Doctor Who
Vanishing Point

Author: Stephen Cole
BBC Books
5.99, US $6.95, Cdn $8.99
ISBN 0 563 53829 5
Available now

The Eighth Doctor, Fitz and Anji arrive on a world where people live in the blissful knowledge that the meaning of their lives will be made clear by the Creator who shares the planet with them. But a spate of bombings and other apparently meaningless deaths, which neither the Creator nor its mortal invigilators can explain or remedy, are shaking the people's faith...

Stephen Cole has been busy of late, having also co-authored this month's other novel, The Shadow in the Glass.

Here, Cole sensitively tackles the thought-provoking and potentially uncomfortable subjects of religion and genetic engineering, in a book that echoes the downbeat tone (and, to an extent, one of the plot twists) of one of his previous co-ventures, Parallel 59. What appears at first to be another Parallel 59-style dystopia does in fact have the potential to be something of a utopia, but this doesn't become apparent until fairly late in the day. During some complicated introductory chapters, Cole makes some questionable choices as to what he reveals when about this particular social set-up. The propensity of these opening chapters to tell rather than show doesn't help to cement the concepts in the mind of the reader, either. For example, we are told that the Creator exists, but the lack of any direct observations of this entity (the plot requiring that such things remain mysterious up until a certain juncture) undermines the profound implications of a tangible god.

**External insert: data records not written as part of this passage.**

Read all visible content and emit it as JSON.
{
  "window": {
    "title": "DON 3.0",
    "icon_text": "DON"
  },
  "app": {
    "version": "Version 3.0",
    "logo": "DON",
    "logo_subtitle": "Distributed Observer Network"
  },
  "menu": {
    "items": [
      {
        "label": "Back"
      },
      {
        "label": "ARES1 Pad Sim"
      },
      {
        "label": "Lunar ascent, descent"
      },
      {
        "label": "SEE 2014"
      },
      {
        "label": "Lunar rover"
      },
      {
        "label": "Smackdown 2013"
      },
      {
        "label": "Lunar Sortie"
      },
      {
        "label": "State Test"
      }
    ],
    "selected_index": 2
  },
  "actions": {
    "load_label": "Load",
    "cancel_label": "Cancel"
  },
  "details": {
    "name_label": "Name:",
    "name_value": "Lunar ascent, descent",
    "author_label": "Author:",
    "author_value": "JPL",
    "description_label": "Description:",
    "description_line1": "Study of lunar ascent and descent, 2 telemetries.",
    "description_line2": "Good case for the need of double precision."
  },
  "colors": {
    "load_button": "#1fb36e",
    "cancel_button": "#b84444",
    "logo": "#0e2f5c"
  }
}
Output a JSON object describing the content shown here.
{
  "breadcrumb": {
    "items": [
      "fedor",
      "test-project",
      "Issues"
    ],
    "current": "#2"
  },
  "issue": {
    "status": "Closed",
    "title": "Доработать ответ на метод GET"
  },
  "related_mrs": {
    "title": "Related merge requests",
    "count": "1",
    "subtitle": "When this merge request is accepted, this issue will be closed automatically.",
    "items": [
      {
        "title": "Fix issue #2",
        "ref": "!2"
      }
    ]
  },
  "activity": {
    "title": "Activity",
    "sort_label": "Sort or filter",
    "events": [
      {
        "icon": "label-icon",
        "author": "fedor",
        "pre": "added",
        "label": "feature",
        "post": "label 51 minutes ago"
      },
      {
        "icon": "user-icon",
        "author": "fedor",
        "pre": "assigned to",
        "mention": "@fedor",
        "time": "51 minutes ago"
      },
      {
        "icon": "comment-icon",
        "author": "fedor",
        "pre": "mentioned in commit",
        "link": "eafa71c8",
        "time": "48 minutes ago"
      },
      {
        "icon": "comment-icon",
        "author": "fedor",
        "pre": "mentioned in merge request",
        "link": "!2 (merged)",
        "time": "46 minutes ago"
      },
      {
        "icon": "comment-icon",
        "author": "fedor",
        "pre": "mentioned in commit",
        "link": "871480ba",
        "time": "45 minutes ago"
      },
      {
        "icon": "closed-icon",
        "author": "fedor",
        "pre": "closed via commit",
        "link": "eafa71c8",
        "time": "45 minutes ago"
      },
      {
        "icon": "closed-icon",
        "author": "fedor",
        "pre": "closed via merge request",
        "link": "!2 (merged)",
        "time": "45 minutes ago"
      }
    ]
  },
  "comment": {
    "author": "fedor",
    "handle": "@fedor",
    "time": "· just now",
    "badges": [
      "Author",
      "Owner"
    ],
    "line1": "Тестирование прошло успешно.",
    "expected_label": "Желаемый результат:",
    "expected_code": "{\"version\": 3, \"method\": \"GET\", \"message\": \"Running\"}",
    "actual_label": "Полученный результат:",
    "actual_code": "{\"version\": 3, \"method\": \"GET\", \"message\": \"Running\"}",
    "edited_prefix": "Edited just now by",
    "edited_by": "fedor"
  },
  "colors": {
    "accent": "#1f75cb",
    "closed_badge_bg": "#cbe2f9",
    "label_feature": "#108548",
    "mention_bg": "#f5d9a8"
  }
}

Eventually it becomes clear how an unpleasant yet pitiful character called Cauchemar has become a veritable fly in the ointment of the Creator's planet. Cole's symbolic use of flies effectively demonstrates Cauchemar's corruption - both in terms of the corruption of his mind and the literal disintegration of his body, which he has prolonged by artificial means, like the similarly revolting Magnus Greel in The Talons of Weng-Chiang or the Son'a from Star Trek: Insurrection. The fly imagery, together with Cauchemar's origins and his use of zombified human minions also bring to mind a couple of Who novels written by Gareth Roberts back in the Virgin Publishing era - The English Way of Death and The Well-mannered War.

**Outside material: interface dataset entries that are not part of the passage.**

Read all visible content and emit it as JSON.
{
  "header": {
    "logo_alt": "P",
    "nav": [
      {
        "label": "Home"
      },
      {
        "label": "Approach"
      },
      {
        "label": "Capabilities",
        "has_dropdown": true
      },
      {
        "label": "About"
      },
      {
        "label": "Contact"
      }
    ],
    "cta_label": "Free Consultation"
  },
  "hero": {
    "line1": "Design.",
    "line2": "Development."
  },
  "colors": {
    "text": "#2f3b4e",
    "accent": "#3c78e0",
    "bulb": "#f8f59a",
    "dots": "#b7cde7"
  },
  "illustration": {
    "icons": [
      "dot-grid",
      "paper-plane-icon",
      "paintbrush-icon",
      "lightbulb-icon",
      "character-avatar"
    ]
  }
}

Due to its sombre tone and the aforementioned problems with its introduction, this book is hard work to get into and frequently heavy going thereafter. But, like the lives of the Creator's favoured followers, the effort is ultimately rewarding.

Richard McGinlay